Is it practical?
Passengers are well catered for in the X5, with even those in the rear seats able to stretch out in style. As ever, there is also the option for a third row of seats, though these are more suited to children if you plan to use them regularly. Boot space has been marginally improved for the latest model and usefully square in shape with no loading lip thanks to a split tailgate. However, at 650 litres it trails behind its main competitors in outright size, particularly the gargantuan Range Rover Sport, which offers 784 litres. Visibility is hindered somewhat by thick pillars, particularly at the rear, though the plethora of parking gadgets available means the X5 is no more difficult to manoeuvre into tight spaces than a family hatchback.
Should I buy one?
The X5 remains a classy and credible jack-of-all-trades, as happy mixing it in the posher parts of London as it is on your favourite B-road or the school run. This evolutionary approach to the new model has seen some of the faults ironed out and its strengths further honed and polished. A string of ostentatious rivals has seen the X5 become one of the more subtle offerings in the premium SUV market – something which will no doubt appeal to customers put off by the segment’s somewhat brash image.
Don't want to buy new?

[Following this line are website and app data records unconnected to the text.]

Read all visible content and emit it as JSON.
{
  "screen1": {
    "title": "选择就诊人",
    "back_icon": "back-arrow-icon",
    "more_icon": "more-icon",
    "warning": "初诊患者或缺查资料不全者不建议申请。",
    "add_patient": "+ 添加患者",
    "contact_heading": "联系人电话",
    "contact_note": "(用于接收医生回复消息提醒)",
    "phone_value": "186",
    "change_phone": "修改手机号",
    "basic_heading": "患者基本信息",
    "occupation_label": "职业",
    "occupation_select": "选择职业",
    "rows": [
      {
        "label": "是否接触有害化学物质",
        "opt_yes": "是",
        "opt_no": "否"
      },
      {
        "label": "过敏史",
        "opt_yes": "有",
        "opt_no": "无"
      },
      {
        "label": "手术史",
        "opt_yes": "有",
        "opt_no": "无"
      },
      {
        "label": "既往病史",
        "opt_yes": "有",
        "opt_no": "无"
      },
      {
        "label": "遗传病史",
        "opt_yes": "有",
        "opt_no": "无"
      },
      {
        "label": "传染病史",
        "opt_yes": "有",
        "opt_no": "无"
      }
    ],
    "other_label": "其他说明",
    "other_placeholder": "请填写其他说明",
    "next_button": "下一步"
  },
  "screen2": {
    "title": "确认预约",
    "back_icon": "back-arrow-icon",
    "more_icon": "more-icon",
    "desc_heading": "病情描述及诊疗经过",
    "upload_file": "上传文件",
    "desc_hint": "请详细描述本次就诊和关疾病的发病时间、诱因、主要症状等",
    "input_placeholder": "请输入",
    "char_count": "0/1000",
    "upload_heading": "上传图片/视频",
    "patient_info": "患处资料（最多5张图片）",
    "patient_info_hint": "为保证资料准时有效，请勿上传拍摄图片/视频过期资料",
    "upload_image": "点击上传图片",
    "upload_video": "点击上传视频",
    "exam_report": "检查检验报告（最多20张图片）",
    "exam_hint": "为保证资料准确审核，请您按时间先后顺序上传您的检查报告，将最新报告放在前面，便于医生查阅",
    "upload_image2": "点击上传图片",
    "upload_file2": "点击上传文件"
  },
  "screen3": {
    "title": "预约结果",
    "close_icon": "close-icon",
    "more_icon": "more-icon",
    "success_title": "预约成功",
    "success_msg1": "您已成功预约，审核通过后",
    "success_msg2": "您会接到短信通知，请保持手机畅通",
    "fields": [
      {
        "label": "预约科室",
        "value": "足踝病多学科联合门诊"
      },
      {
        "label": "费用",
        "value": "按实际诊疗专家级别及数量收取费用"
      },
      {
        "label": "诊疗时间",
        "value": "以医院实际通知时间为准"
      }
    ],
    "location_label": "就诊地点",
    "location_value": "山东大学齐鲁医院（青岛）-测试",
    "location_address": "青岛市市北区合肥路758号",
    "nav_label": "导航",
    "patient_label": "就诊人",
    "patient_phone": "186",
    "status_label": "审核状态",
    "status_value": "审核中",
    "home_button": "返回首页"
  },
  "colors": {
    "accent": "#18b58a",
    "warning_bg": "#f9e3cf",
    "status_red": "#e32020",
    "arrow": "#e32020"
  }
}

You can browse for a used BMW X5 in our classifieds here.
BMW X5 M50d
List price: £63,715
Price as tested: £76,830
Engine: 3.0-litre, six-cylinder, turbodiesel
Top speed: 155mph
0-62mph: 5.3 seconds
Fuel economy: 37.2mpg (urban), 45.6mpg (extra-urban) 42.2mpg (combined)
Emissions: 177g/km CO2
Euro NCAP rating: Five stars